RNA is a notoriously unstable molecule that can degrade quite quickly and easily in the bloodstream (Fleshner and Crane 2017), leading to decreased utility of RNAs as biomarkers in clinical practice. An advantage of studying miRNA in EVs is that unlike free-floating RNA, EV miRNAs are particularly stable molecular messages that can withstand storage, handling and extraction methods. EV miRNAs are able to withstand RNase degradation and sustain stability for 5 years at -20 °C, short-term storage at 4 °C, and can handle freeze-thaw cycles (Thind et al 2016). Thus, EV miRNAs are an effective clinical tool for diagnosing and identifying disease progression, especially for cancer (Thind et al, 2016). Moreover, EV miRNAs are specifically showing promise as a diagnostic tool for psychiatric disorders and have some advantageous features such as stability during handling and extraction, compared to plasma free floating RNA (Khalyfa and Goza 2014).

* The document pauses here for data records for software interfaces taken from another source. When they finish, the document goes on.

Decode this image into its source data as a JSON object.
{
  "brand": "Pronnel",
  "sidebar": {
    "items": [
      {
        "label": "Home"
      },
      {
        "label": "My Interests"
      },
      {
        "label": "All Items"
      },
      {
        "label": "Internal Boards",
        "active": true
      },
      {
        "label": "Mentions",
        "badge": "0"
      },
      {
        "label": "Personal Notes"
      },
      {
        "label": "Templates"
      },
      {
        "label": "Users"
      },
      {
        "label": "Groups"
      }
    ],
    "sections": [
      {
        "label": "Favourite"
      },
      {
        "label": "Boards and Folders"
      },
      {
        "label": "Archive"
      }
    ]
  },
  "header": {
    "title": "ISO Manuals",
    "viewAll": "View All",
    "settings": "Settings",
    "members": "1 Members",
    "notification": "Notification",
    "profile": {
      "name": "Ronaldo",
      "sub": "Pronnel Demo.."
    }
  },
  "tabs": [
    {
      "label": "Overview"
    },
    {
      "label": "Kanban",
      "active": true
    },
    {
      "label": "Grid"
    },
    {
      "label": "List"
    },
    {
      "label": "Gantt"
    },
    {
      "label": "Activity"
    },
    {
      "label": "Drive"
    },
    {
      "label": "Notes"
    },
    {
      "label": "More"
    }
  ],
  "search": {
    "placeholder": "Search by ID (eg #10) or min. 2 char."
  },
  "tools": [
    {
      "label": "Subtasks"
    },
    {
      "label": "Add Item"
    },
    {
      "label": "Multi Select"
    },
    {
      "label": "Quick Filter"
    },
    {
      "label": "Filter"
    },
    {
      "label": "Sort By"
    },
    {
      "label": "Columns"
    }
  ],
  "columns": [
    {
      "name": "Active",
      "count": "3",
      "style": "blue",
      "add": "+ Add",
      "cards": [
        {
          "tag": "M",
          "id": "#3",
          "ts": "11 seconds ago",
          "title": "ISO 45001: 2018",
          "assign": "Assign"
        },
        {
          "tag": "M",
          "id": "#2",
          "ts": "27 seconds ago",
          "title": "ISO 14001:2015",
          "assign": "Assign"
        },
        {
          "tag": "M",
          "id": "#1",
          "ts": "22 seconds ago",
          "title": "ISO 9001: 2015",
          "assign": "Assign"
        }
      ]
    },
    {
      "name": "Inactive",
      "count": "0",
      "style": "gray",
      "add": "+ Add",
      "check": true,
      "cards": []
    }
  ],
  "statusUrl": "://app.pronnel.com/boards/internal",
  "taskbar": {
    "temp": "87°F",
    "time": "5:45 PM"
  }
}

Beyond miRNA, research on EVs in patients with psychiatric conditions should also be expanded to protein, lipids and metabolites. There has been some research on the EV proteome from human cerebrospinal fluid, which has collected data on exosome markers, heat shock proteins, and brain-derived proteins (Pegtel et al 2014). Yet, more research is needed to provide evidence that these cargos prove to be promising in identifying biomarkers of many different types of diseases, including those involving the central nervous system. Plasma EV interrogation has already provided clues to biomarkers in patients with schizophrenia, bipolar disorder, and major depressive disorder. Because cargos from EVs are influenced by stressors in the body and provide genetic and epigenetic information about the physiological state of an organism, analyzing this information can be beneficial towards developing a greater understanding of the biological functioning of patients with a variety of psychiatric conditions. Finding EV biomarkers for psychiatric diseases would also improve clinicians’ diagnostic accuracy, ensuring the patients of the biological bases of their disorder. In turn, the stigma surrounding psychiatric disorders could decrease as more and more biological markers become identified to legitimize their expression. Thus to further understand diagnosis, prevention, progression, and intervention efforts of psychiatric conditions, EVs may provide key biological insights and should be invested in future research efforts.